Manufacturers like to tease the media by unveiling thrilling concepts, some of which will never see the light of day. Two exciting examples from DCX were the Dodge Tomahawk in 2003 (a Viper-powered motorcycle) and the Chrysler ME Four-Twelve supercar from last year. This year, it's Jeep's turn: the dual-Hemi-powered, four-wheel-steered Hurricane--a vehicle DaimlerChrysler hopes has every other OE engineer scratching his head and raises the off-road bar to new heights.
If one Hemi is good, two must be better, right? With one 5.7-liter engine at each end of the 151.8-inch Hurricane, with a combined 670 horsepower and 740 pound-feet of torque, this Jeep is equipped to overcome any obstacle. With 16 cylinders of power on tap (able to move the Hurricane from zero to 60 in less than five seconds), Chrysler's Multi-Displacement System gives the driver the option of deactivating four, eight, or 12 cylinders, depending on need. (Current production 5.7-liter MDS engines deactivate four cylinders at a time; the ability to deactivate six out of eight cylinders indicates that an advanced form of MDS might be on the horizon). While no fuel-economy numbers were issued on the Hurricane, we'd expect them to be better than any other 16-cylinder, 600-plus horsepower exotic on the market.
The Hurricane's power is delivered through a central transfer case, called the T-Box, to innovative split axles (combining the advantages of solid axles with those of an independent suspension) with a mechanically controlled four-wheel torque-distribution system. Suspension is a short/long-arm independent design front and rear, with 20 inches of suspension travel, controlled by coilover shocks with remote reservoirs.
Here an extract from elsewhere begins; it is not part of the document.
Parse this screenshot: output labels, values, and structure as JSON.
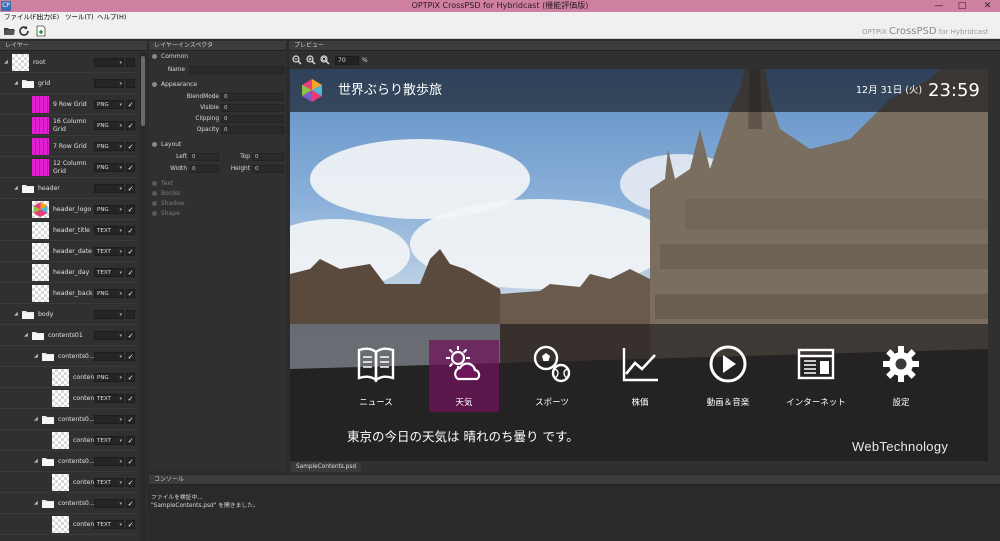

The rotational direction of each of the four prop shafts allows the Hurricane to apply downward force at each wheel for traction in any circumstance.
The Hurricane may stray from Jeep's traditional solid-axle setup, but purists probably won't complain about 14.3 inches of ground clearance, near-vertical approach/departure angles, and 37-inch tires.
Some sports cars claim that they can turn on a dime--the Hurricane goes one better. With four-wheel steering, the Hurricane can turn within its own length of 151.8 inches. This is due to the unique skid-steer capability and toe steer: the ability to turn the front and rear tires inward. In addition, the vehicle features two modes of automated four-wheel steering. The first is traditional: the rear tires turn in the opposite direction of the front to reduce the turning circle. With the second, the vehicle can turn all four wheels in the same direction for nimble crablike steering. The vehicle can move sideways without changing the direction in which it's pointing.